##### Provided records #####
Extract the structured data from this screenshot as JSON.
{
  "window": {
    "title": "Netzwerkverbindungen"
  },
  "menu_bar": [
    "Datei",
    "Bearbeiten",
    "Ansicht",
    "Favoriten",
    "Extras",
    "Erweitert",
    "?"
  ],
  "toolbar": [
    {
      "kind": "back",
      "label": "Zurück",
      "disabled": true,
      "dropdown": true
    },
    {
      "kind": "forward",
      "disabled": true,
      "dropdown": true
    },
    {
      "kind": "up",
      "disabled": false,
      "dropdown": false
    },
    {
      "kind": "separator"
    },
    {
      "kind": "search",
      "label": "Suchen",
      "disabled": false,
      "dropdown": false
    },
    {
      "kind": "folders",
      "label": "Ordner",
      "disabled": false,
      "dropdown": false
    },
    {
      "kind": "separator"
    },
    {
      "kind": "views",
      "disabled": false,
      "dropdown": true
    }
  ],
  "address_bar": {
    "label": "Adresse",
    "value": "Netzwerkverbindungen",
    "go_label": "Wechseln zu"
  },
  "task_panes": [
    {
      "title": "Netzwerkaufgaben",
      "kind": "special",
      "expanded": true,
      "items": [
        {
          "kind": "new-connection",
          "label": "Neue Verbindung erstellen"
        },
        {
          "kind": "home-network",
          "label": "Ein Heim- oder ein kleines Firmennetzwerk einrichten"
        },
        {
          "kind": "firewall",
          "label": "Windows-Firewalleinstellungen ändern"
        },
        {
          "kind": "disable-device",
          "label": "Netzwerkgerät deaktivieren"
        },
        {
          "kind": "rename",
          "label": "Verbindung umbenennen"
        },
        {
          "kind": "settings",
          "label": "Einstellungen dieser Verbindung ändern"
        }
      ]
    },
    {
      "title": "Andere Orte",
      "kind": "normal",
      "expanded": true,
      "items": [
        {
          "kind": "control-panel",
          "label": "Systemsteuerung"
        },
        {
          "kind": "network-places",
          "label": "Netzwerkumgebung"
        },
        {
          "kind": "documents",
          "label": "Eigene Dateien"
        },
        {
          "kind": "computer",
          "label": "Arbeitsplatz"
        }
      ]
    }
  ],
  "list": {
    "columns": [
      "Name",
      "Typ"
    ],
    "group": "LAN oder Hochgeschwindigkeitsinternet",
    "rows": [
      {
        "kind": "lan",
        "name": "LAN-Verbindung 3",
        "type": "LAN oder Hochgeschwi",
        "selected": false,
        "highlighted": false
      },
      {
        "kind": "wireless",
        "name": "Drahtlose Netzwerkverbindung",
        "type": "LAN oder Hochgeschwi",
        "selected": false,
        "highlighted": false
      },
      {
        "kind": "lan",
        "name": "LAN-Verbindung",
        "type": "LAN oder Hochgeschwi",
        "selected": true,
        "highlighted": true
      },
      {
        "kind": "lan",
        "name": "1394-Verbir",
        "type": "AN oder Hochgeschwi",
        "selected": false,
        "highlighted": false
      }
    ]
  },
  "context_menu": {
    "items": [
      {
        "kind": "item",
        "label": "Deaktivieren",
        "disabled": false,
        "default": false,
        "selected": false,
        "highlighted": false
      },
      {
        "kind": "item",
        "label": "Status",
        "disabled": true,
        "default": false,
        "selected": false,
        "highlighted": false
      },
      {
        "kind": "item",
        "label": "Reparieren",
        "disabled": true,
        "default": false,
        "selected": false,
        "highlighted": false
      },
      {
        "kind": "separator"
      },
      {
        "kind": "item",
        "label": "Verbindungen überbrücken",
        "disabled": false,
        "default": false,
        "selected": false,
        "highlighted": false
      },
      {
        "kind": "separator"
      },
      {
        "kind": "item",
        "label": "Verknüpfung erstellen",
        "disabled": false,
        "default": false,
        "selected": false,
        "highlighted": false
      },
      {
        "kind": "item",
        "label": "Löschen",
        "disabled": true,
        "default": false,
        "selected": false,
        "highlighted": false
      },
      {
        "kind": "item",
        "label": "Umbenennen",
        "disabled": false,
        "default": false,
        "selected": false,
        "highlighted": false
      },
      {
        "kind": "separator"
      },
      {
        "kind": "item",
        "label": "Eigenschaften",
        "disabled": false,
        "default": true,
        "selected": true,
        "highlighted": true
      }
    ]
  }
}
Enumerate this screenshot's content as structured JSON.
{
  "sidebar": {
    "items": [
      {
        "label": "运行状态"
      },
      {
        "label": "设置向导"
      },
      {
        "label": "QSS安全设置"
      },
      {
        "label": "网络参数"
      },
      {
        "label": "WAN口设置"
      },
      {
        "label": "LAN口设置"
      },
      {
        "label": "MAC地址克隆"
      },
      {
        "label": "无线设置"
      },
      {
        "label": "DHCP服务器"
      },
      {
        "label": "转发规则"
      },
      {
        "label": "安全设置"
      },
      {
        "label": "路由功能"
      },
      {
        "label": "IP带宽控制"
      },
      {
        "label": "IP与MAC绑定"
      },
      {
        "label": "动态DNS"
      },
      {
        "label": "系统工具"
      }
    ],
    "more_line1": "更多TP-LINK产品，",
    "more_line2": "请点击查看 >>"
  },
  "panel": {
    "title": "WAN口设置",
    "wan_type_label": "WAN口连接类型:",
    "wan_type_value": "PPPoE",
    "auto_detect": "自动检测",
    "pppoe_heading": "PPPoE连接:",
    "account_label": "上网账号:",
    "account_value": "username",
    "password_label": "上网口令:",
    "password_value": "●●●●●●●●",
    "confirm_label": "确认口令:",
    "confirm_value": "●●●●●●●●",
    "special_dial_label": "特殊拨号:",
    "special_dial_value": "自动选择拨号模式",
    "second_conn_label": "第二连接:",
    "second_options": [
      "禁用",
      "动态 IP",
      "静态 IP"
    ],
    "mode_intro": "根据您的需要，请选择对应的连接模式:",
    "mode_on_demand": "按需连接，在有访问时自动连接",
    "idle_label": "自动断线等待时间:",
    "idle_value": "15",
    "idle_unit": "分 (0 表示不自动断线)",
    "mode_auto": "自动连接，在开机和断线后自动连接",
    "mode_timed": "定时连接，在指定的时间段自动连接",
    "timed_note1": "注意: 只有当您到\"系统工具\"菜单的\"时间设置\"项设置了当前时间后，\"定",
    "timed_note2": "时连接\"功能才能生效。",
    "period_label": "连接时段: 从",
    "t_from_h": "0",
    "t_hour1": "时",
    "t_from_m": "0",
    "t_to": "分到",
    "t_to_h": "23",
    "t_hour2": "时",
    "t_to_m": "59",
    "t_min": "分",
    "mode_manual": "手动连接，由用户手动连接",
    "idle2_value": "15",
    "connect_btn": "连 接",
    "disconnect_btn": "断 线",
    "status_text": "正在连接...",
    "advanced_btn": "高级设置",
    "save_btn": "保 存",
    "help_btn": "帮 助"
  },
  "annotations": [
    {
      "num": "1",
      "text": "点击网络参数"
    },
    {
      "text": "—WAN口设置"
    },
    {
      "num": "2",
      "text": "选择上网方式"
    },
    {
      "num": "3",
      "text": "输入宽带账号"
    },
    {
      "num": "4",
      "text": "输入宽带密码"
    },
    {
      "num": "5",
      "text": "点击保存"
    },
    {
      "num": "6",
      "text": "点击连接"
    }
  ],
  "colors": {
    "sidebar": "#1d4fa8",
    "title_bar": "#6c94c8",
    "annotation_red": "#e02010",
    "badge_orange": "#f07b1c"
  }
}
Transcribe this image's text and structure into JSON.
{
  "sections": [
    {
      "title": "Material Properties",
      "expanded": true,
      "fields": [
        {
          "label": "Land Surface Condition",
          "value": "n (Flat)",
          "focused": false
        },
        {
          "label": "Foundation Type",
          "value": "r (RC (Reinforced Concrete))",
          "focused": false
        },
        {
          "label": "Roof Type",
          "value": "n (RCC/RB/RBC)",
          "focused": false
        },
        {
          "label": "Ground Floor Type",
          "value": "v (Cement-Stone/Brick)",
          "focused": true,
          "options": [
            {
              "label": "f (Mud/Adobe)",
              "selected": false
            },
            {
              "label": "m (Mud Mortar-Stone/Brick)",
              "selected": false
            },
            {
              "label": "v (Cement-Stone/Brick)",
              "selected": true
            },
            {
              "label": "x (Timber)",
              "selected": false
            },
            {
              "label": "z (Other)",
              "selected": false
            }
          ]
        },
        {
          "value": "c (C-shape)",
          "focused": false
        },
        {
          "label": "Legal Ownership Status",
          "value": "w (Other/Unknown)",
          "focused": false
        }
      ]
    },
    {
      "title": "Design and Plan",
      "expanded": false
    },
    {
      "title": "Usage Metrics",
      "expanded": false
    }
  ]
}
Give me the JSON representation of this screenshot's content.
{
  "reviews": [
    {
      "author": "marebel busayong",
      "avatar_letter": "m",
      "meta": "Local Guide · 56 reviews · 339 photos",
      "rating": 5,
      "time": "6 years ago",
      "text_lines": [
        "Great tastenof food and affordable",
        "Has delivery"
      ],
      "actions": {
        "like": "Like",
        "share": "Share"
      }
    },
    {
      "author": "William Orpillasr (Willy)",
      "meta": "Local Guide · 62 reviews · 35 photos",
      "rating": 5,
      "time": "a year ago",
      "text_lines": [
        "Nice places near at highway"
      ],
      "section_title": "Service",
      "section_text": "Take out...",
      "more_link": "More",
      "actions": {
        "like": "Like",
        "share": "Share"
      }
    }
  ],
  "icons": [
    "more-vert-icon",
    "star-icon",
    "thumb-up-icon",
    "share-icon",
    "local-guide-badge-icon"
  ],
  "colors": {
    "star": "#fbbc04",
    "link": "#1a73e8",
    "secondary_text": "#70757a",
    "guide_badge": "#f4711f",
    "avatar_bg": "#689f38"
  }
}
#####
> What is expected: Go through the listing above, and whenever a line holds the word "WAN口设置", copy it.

> Answer space:
        "label": "WAN口设置"
    "title": "WAN口设置",
      "text": "—WAN口设置"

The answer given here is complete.